Shows & Panels
- The 2014 Big Picture on Cyber Security
- AFCEA Answers
- Ask the CIO
- Connected Government
- Consolidating Mission-critical Systems
- Constituent Servicing
- Continuous Monitoring: Tools and Techniques for Trustworthy Government IT
- The Data Privacy Imperative: Safeguarding Sensitive Data
- Eliminating the Pitfalls: Steps to Virtualization in Government
- Federal Executive Forum
- Federal Tech Talk
- Government Cloud Brokerage: Who, What, When, Where, Why?
- Government Mobility
- Mission-critical Apps in the Cloud
- Mobile Device Management
- The Modern Federal Threat Landscape
- The Path from Legacy Systems
- Understanding the Intersection of Customer Service and Security in the Cloud
Shows & Panels
Monday - Friday, 6-9 a.m.
Hosts Tom Temin and Emily Kopp bring you the latest news affecting the federal community each weekday morning, featuring interviews with top government executives and contractors. Listen live from 6 to 9 a.m. or download archived interviews on our daily show blogs.
OPM cybersecurity survey is in progress
Tuesday - 9/14/2010, 8:20am EDT

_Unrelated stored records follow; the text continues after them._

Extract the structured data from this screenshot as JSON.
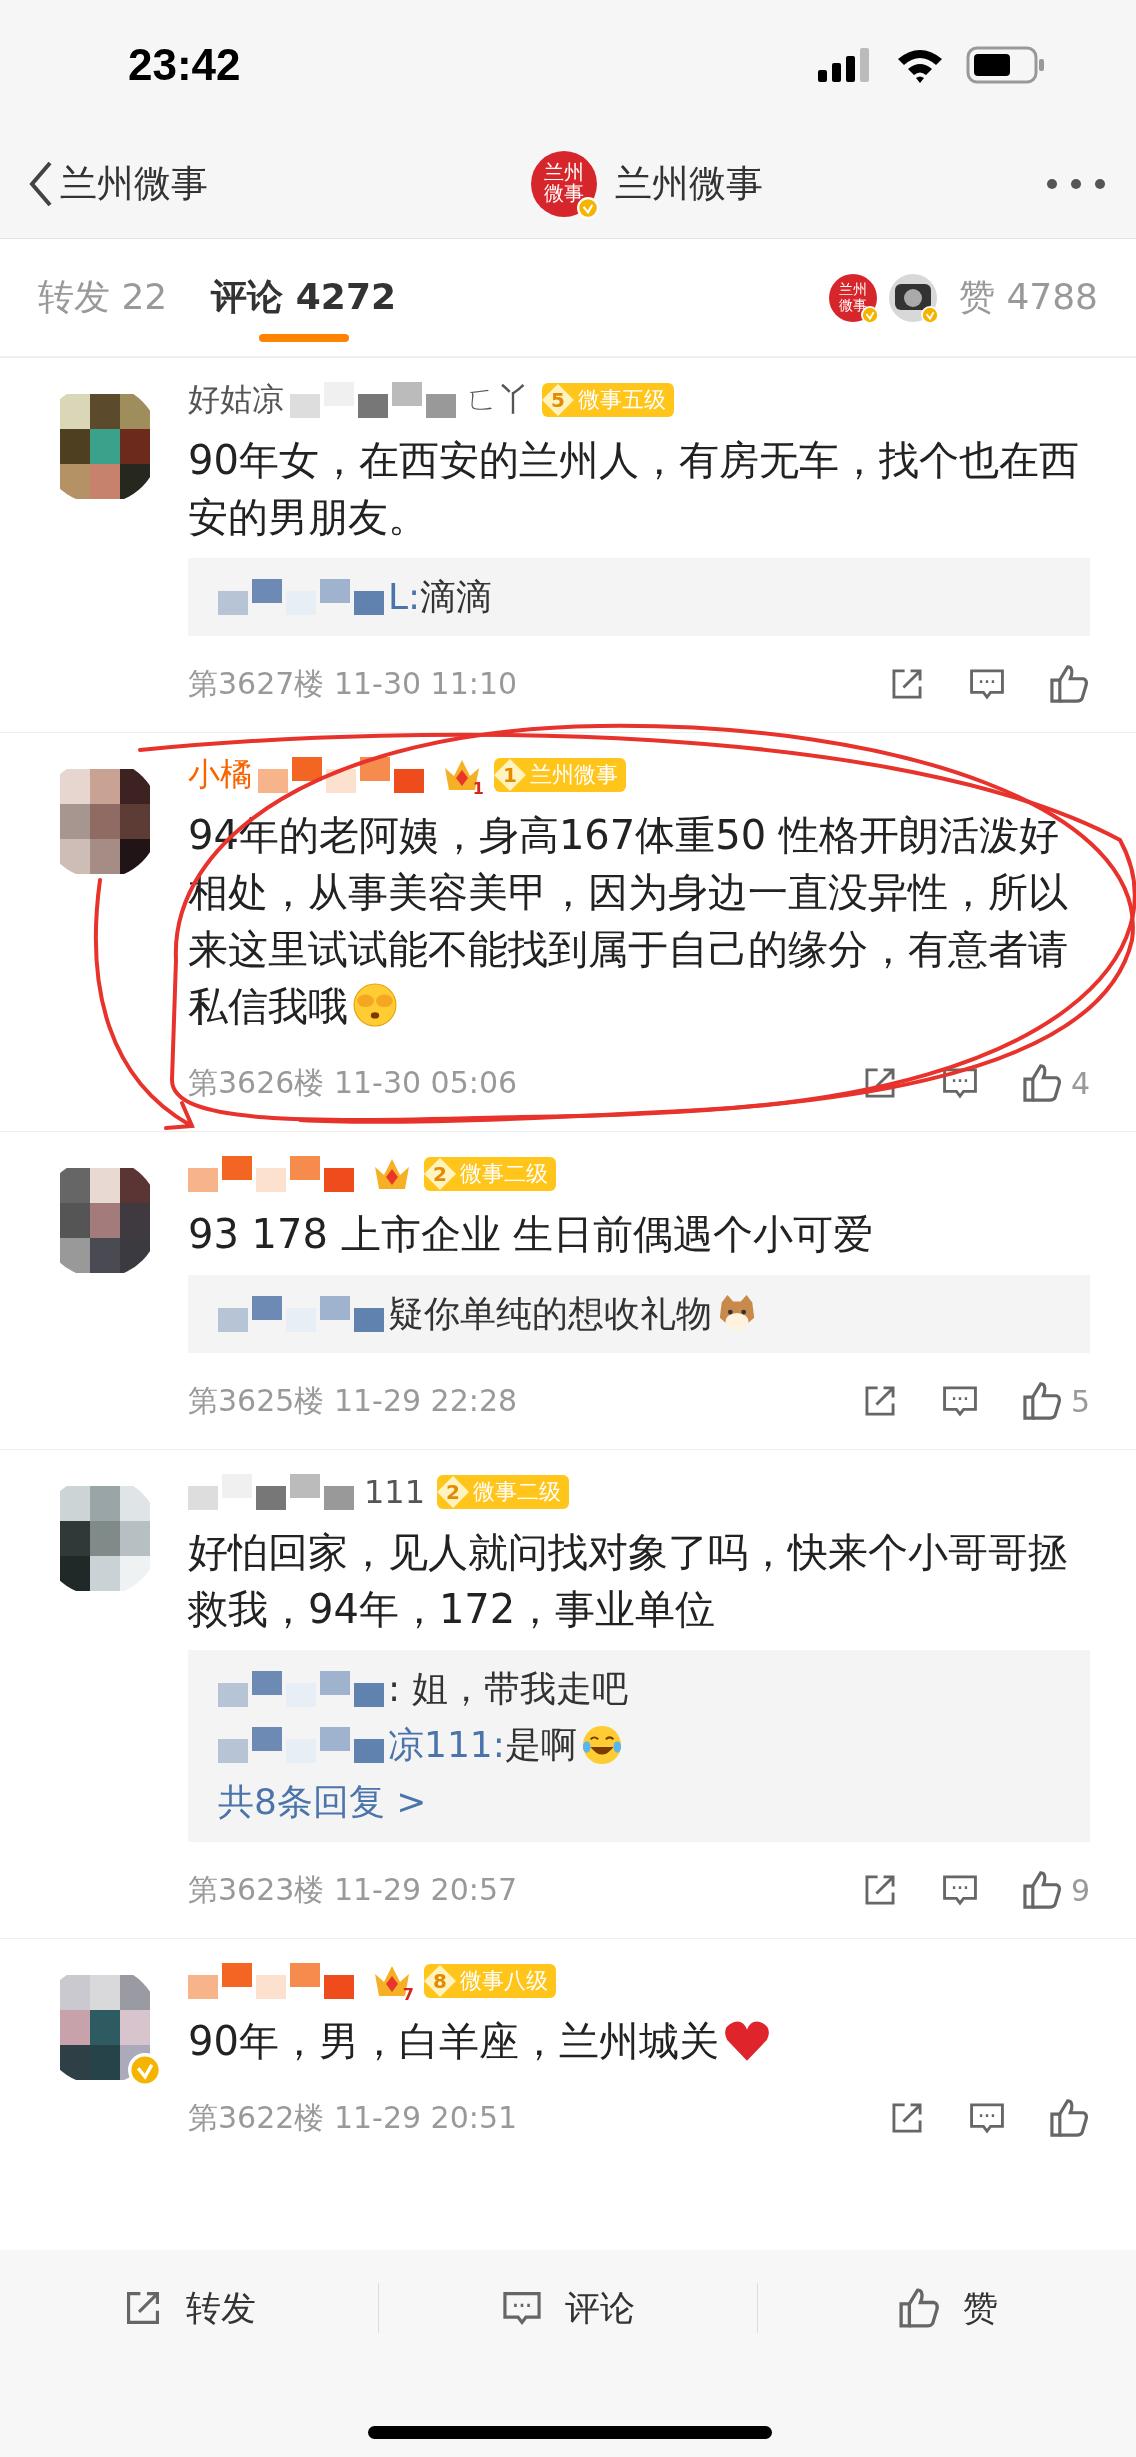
{
  "status_bar": {
    "time": "23:42"
  },
  "nav": {
    "back_label": "兰州微事",
    "title": "兰州微事",
    "logo_text": "兰州微事",
    "verified": true
  },
  "tabs": [
    {
      "label": "转发",
      "count": "22",
      "selected": false
    },
    {
      "label": "评论",
      "count": "4272",
      "selected": true
    }
  ],
  "like_summary": {
    "avatars": [
      {
        "kind": "logo",
        "text": "兰州微事",
        "verified": true
      },
      {
        "kind": "photo",
        "verified": true
      }
    ],
    "label": "赞",
    "count": "4788"
  },
  "comments": [
    {
      "verified": false,
      "vip": false,
      "name_parts": [
        {
          "kind": "text",
          "text": "好姑凉"
        },
        {
          "kind": "mosaic"
        },
        {
          "kind": "text",
          "text": "ㄈ丫"
        }
      ],
      "badge": {
        "level": "5",
        "text": "微事五级"
      },
      "text": "90年女，在西安的兰州人，有房无车，找个也在西安的男朋友。",
      "replies": [
        {
          "parts": [
            {
              "kind": "mosaic"
            },
            {
              "kind": "name",
              "text": "L:"
            },
            {
              "kind": "text",
              "text": " 滴滴"
            }
          ]
        }
      ],
      "floor": "第3627楼",
      "time": "11-30 11:10"
    },
    {
      "verified": false,
      "vip": true,
      "name_parts": [
        {
          "kind": "text",
          "text": "小橘"
        },
        {
          "kind": "mosaic"
        }
      ],
      "crown": {
        "kind": "crown",
        "level": "1"
      },
      "badge": {
        "level": "1",
        "text": "兰州微事"
      },
      "text": "94年的老阿姨，身高167体重50 性格开朗活泼好相处，从事美容美甲，因为身边一直没异性，所以来这里试试能不能找到属于自己的缘分，有意者请私信我哦",
      "emoji": {
        "kind": "cover-face"
      },
      "floor": "第3626楼",
      "time": "11-30 05:06",
      "likes": "4"
    },
    {
      "verified": false,
      "vip": true,
      "name_parts": [
        {
          "kind": "mosaic"
        }
      ],
      "crown": {
        "kind": "crown"
      },
      "badge": {
        "level": "2",
        "text": "微事二级"
      },
      "text": "93 178 上市企业 生日前偶遇个小可爱",
      "replies": [
        {
          "parts": [
            {
              "kind": "mosaic"
            },
            {
              "kind": "text",
              "text": "疑你单纯的想收礼物"
            },
            {
              "kind": "cat"
            }
          ]
        }
      ],
      "floor": "第3625楼",
      "time": "11-29 22:28",
      "likes": "5"
    },
    {
      "verified": false,
      "vip": false,
      "name_parts": [
        {
          "kind": "mosaic"
        },
        {
          "kind": "text",
          "text": "111"
        }
      ],
      "badge": {
        "level": "2",
        "text": "微事二级"
      },
      "text": "好怕回家，见人就问找对象了吗，快来个小哥哥拯救我，94年，172，事业单位",
      "replies": [
        {
          "parts": [
            {
              "kind": "mosaic"
            },
            {
              "kind": "text",
              "text": ": 姐，带我走吧"
            }
          ]
        },
        {
          "parts": [
            {
              "kind": "mosaic"
            },
            {
              "kind": "name",
              "text": "凉111:"
            },
            {
              "kind": "text",
              "text": "是啊"
            },
            {
              "kind": "laugh-cry"
            }
          ]
        }
      ],
      "more": "共8条回复 >",
      "floor": "第3623楼",
      "time": "11-29 20:57",
      "likes": "9"
    },
    {
      "verified": true,
      "vip": true,
      "name_parts": [
        {
          "kind": "mosaic"
        }
      ],
      "crown": {
        "kind": "crown",
        "level": "7"
      },
      "badge": {
        "level": "8",
        "text": "微事八级"
      },
      "text": "90年，男，白羊座，兰州城关",
      "emoji": {
        "kind": "heart"
      },
      "floor": "第3622楼",
      "time": "11-29 20:51"
    }
  ],
  "bottom_bar": [
    {
      "kind": "repost",
      "label": "转发"
    },
    {
      "kind": "comment",
      "label": "评论"
    },
    {
      "kind": "like",
      "label": "赞"
    }
  ]
}
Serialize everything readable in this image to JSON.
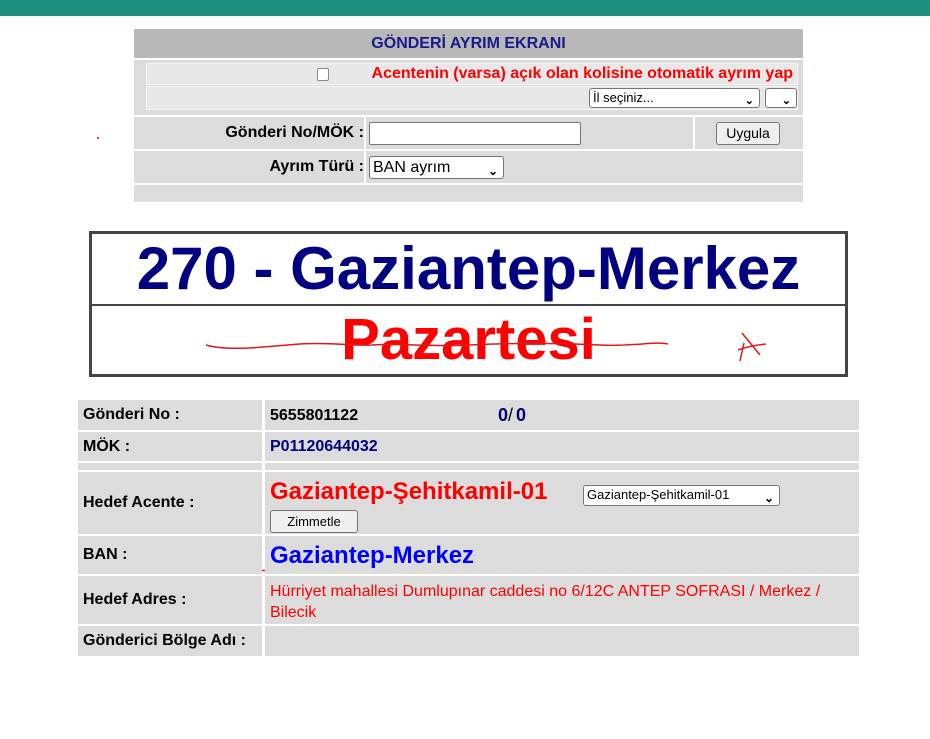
{
  "form": {
    "title": "GÖNDERİ AYRIM EKRANI",
    "auto_checkbox_label": "Acentenin (varsa) açık olan kolisine otomatik ayrım yap",
    "city_select": "İl seçiniz...",
    "shipment_label": "Gönderi No/MÖK :",
    "shipment_value": "",
    "apply_button": "Uygula",
    "sort_type_label": "Ayrım Türü :",
    "sort_type_value": "BAN ayrım"
  },
  "banner": {
    "code_city": "270 - Gaziantep-Merkez",
    "day": "Pazartesi"
  },
  "details": {
    "shipment_no_label": "Gönderi No :",
    "shipment_no_value": "5655801122",
    "count_left": "0",
    "count_sep": "/",
    "count_right": "0",
    "mok_label": "MÖK :",
    "mok_value": "P01120644032",
    "target_agency_label": "Hedef Acente :",
    "target_agency_value": "Gaziantep-Şehitkamil-01",
    "target_agency_select": "Gaziantep-Şehitkamil-01",
    "assign_button": "Zimmetle",
    "ban_label": "BAN :",
    "ban_value": "Gaziantep-Merkez",
    "address_label": "Hedef Adres :",
    "address_value": "Hürriyet mahallesi Dumlupınar caddesi no 6/12C ANTEP SOFRASI / Merkez / Bilecik",
    "sender_region_label": "Gönderici Bölge Adı :",
    "sender_region_value": ""
  },
  "colors": {
    "topbar": "#1f8f7f",
    "title_text": "#1a1a8c",
    "alert_red": "#ff0000",
    "navy": "#000080",
    "link_blue": "#0000ff",
    "cell_bg": "#dcdcdc"
  }
}
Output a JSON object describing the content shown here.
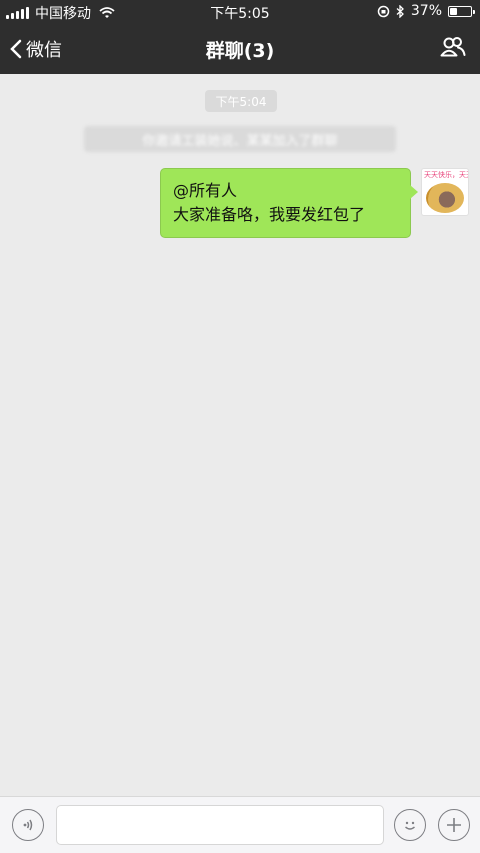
{
  "status_bar": {
    "carrier": "中国移动",
    "time": "下午5:05",
    "battery_percent": "37%",
    "battery_level": 0.37,
    "icons": [
      "signal-icon",
      "wifi-icon",
      "rotation-lock-icon",
      "bluetooth-icon",
      "battery-icon"
    ]
  },
  "nav": {
    "back_label": "微信",
    "title": "群聊(3)",
    "contacts_icon": "group-contacts-icon"
  },
  "chat": {
    "timestamp": "下午5:04",
    "system_note": "你邀请工装她说、某某加入了群聊",
    "messages": [
      {
        "sender": "self",
        "lines": [
          "@所有人",
          "大家准备咯，我要发红包了"
        ],
        "avatar_caption": "天天快乐，天天开心!"
      }
    ]
  },
  "input_bar": {
    "voice_icon": "voice-icon",
    "text_value": "",
    "emoji_icon": "emoji-icon",
    "plus_icon": "plus-icon"
  },
  "colors": {
    "nav_bg": "#2e2e2e",
    "chat_bg": "#ebebeb",
    "bubble_green": "#9fe658",
    "timestamp_bg": "#dadada"
  }
}
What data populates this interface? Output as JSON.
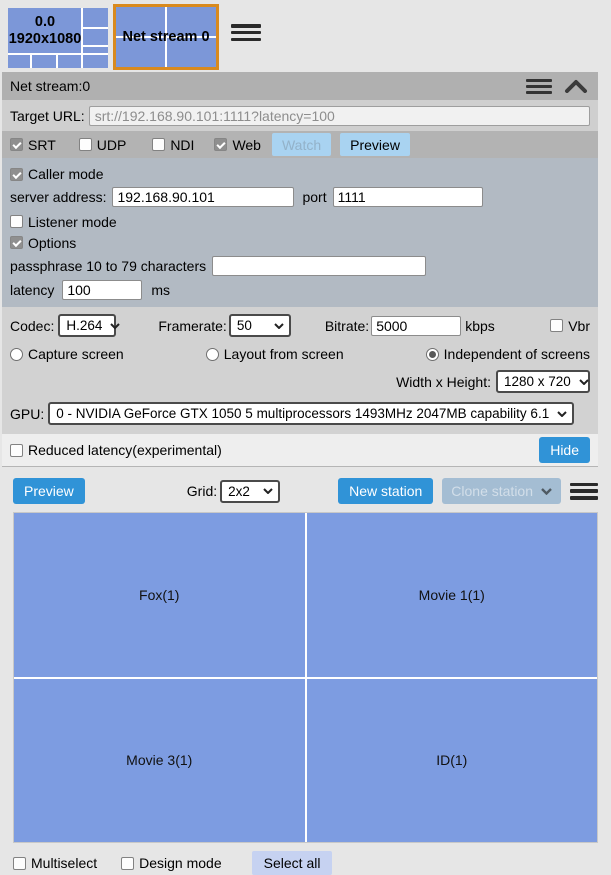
{
  "topbar": {
    "screen_tile": {
      "line1": "0.0",
      "line2": "1920x1080"
    },
    "stream_tile": {
      "label": "Net stream 0"
    }
  },
  "panel": {
    "header": {
      "title": "Net stream:0"
    },
    "target_url": {
      "label": "Target URL:",
      "value": "srt://192.168.90.101:1111?latency=100"
    },
    "protocols": [
      {
        "label": "SRT",
        "checked": true
      },
      {
        "label": "UDP",
        "checked": false
      },
      {
        "label": "NDI",
        "checked": false
      },
      {
        "label": "Web",
        "checked": true
      }
    ],
    "watch_button": "Watch",
    "preview_button": "Preview",
    "caller": {
      "caller_mode": {
        "label": "Caller mode",
        "checked": true
      },
      "server_address": {
        "label": "server address:",
        "value": "192.168.90.101"
      },
      "port": {
        "label": "port",
        "value": "1111"
      },
      "listener_mode": {
        "label": "Listener mode",
        "checked": false
      },
      "options": {
        "label": "Options",
        "checked": true
      },
      "passphrase": {
        "label": "passphrase 10 to 79 characters",
        "value": ""
      },
      "latency": {
        "label": "latency",
        "value": "100",
        "unit": "ms"
      }
    },
    "encoding": {
      "codec": {
        "label": "Codec:",
        "value": "H.264"
      },
      "framerate": {
        "label": "Framerate:",
        "value": "50"
      },
      "bitrate": {
        "label": "Bitrate:",
        "value": "5000",
        "unit": "kbps"
      },
      "vbr": {
        "label": "Vbr",
        "checked": false
      },
      "capture_modes": [
        {
          "label": "Capture screen",
          "selected": false
        },
        {
          "label": "Layout from screen",
          "selected": false
        },
        {
          "label": "Independent of screens",
          "selected": true
        }
      ],
      "resolution": {
        "label": "Width x Height:",
        "value": "1280 x 720"
      },
      "gpu": {
        "label": "GPU:",
        "value": "0 - NVIDIA GeForce GTX 1050 5 multiprocessors 1493MHz 2047MB capability 6.1"
      }
    },
    "reduced_latency": {
      "label": "Reduced latency(experimental)",
      "checked": false
    },
    "hide_button": "Hide"
  },
  "stations": {
    "preview_button": "Preview",
    "grid": {
      "label": "Grid:",
      "value": "2x2"
    },
    "new_station_button": "New station",
    "clone_station_button": "Clone station",
    "tiles": [
      "Fox(1)",
      "Movie 1(1)",
      "Movie 3(1)",
      "ID(1)"
    ],
    "multiselect": {
      "label": "Multiselect",
      "checked": false
    },
    "design_mode": {
      "label": "Design mode",
      "checked": false
    },
    "select_all_button": "Select all"
  },
  "icons": {
    "menu": "hamburger-icon",
    "collapse": "chevron-up-icon",
    "dropdown": "chevron-down-icon"
  },
  "colors": {
    "accent_blue": "#3093d7",
    "light_blue_button": "#a9d3f1",
    "muted_button": "#a4bdd3",
    "lavender_button": "#c6d2f1",
    "tile_blue": "#7d9ce1",
    "thumb_blue": "#7c97d8",
    "selected_border_orange": "#d98a1e",
    "caller_section_bg": "#b2bac3",
    "header_bg": "#b0b0b0"
  }
}
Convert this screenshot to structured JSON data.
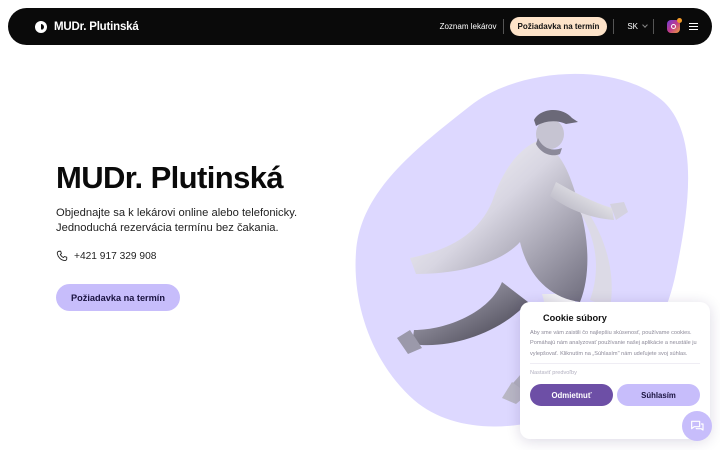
{
  "header": {
    "brand": "MUDr. Plutinská",
    "nav_link": "Zoznam lekárov",
    "cta": "Požiadavka na termín",
    "language": "SK"
  },
  "hero": {
    "title": "MUDr. Plutinská",
    "description": "Objednajte sa k lekárovi online alebo telefonicky. Jednoduchá rezervácia termínu bez čakania.",
    "phone": "+421 917 329 908",
    "cta": "Požiadavka na termín"
  },
  "cookie": {
    "title": "Cookie súbory",
    "text": "Aby sme vám zaistili čo najlepšiu skúsenosť, používame cookies. Pomáhajú nám analyzovať používanie našej aplikácie a neustále ju vylepšovať. Kliknutím na „Súhlasím\" nám udeľujete svoj súhlas.",
    "settings": "Nastaviť predvoľby",
    "decline": "Odmietnuť",
    "accept": "Súhlasím"
  },
  "icons": {
    "logo": "logo-icon",
    "language_dropdown": "chevron-down-icon",
    "instagram": "instagram-icon",
    "menu": "hamburger-menu-icon",
    "phone": "phone-icon",
    "chat": "chat-icon"
  },
  "colors": {
    "header_bg": "#0a0a0a",
    "nav_cta_bg": "#fde3c9",
    "accent_lavender": "#c7bdfb",
    "blob": "#ddd8ff",
    "decline_btn": "#6d4fa6"
  }
}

- If you get an email asking about your cybersecurity opinions at work, it may not be spam! The Office of Personnel Management is working with the National Initiative for Cybersecurity Education to conduct a survey now through October 11th. OPM says if you receive an email inviting you to participate in this survey and you are not currently performing cybersecurity work, go to the first page of the survey and click "no" to the first question.
- Hewlett-Packard is getting into the business of cybersecurity. HP will purchase cybersecurity software company ArcSight for $1.5 billion. DailyFinance.com reports the deal will close by the end of this year. HP is shifting its strategy from building computers to providing services. HP officials say this deal will allow clients to secure their applications while monitoring and responding to threats.
- Last week it was Adobe PDF reader. Now it is the company's Flash product that is under attack by hackers. A new security advisory issued yesterday warns that the current version of Flash contains a critical flaw criminals are using to attack Windows PCs. Computerworld reports, the vulnerability can cause systems to crash or allow an attacker to take control. Adobe is promising a patch for Flash in two weeks, and for Reader in three weeks. Although only Windows PCs are under attack, all editions of Flash are vulnerable, including those for Macintosh, Linux, Solaris and the Android mobile operating system.
Check out all of Federal News Radio's coverage of cybersecurity issues here.